- WORK ITEM
Exactly as written, return all the data, leaving its pictures behind.

Segment Open

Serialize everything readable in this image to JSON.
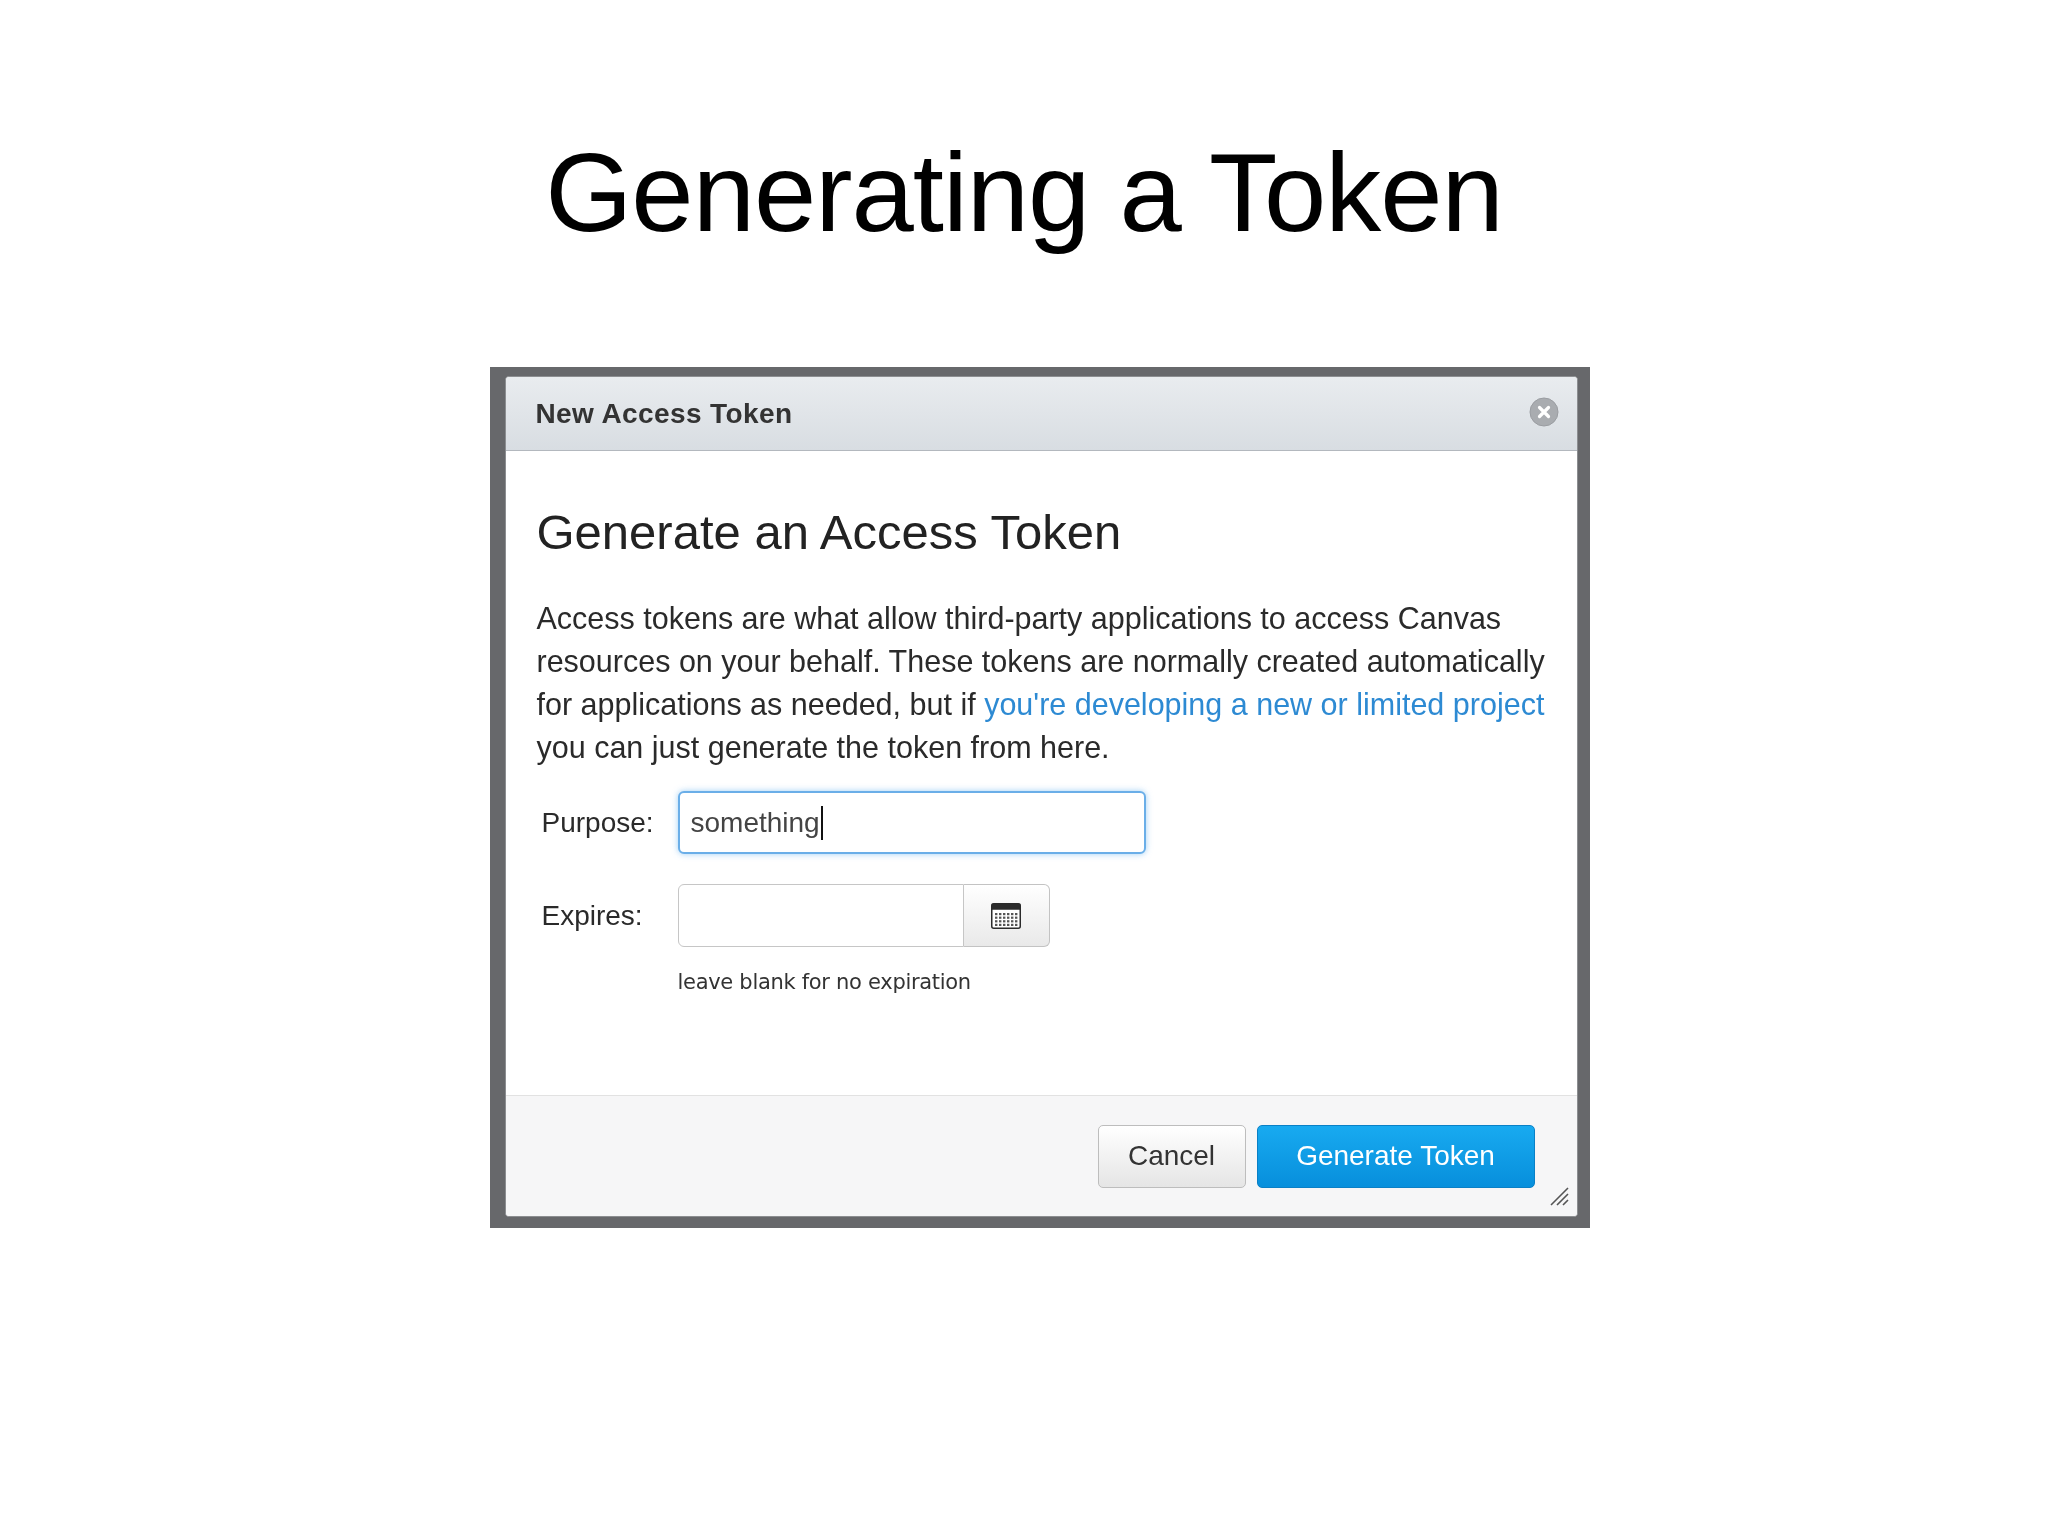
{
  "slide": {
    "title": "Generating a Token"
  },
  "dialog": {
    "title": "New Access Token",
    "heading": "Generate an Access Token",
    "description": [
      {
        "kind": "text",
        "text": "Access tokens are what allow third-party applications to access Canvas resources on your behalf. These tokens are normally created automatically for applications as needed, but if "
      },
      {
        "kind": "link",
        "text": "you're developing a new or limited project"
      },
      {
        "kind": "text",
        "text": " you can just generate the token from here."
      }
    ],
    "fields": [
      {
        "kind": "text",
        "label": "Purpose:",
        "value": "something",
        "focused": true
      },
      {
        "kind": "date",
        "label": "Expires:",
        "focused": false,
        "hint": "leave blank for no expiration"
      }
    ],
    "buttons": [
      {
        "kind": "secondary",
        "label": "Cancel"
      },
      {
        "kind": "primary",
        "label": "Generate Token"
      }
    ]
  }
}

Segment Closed

- RESPONSE
Serialize everything readable in this image to JSON.
{
  "slide": {
    "title": "Generating a Token"
  },
  "dialog": {
    "title": "New Access Token",
    "heading": "Generate an Access Token",
    "description": [
      {
        "kind": "text",
        "text": "Access tokens are what allow third-party applications to access Canvas resources on your behalf. These tokens are normally created automatically for applications as needed, but if "
      },
      {
        "kind": "link",
        "text": "you're developing a new or limited project"
      },
      {
        "kind": "text",
        "text": " you can just generate the token from here."
      }
    ],
    "fields": [
      {
        "kind": "text",
        "label": "Purpose:",
        "value": "something",
        "focused": true
      },
      {
        "kind": "date",
        "label": "Expires:",
        "focused": false,
        "hint": "leave blank for no expiration"
      }
    ],
    "buttons": [
      {
        "kind": "secondary",
        "label": "Cancel"
      },
      {
        "kind": "primary",
        "label": "Generate Token"
      }
    ]
  }
}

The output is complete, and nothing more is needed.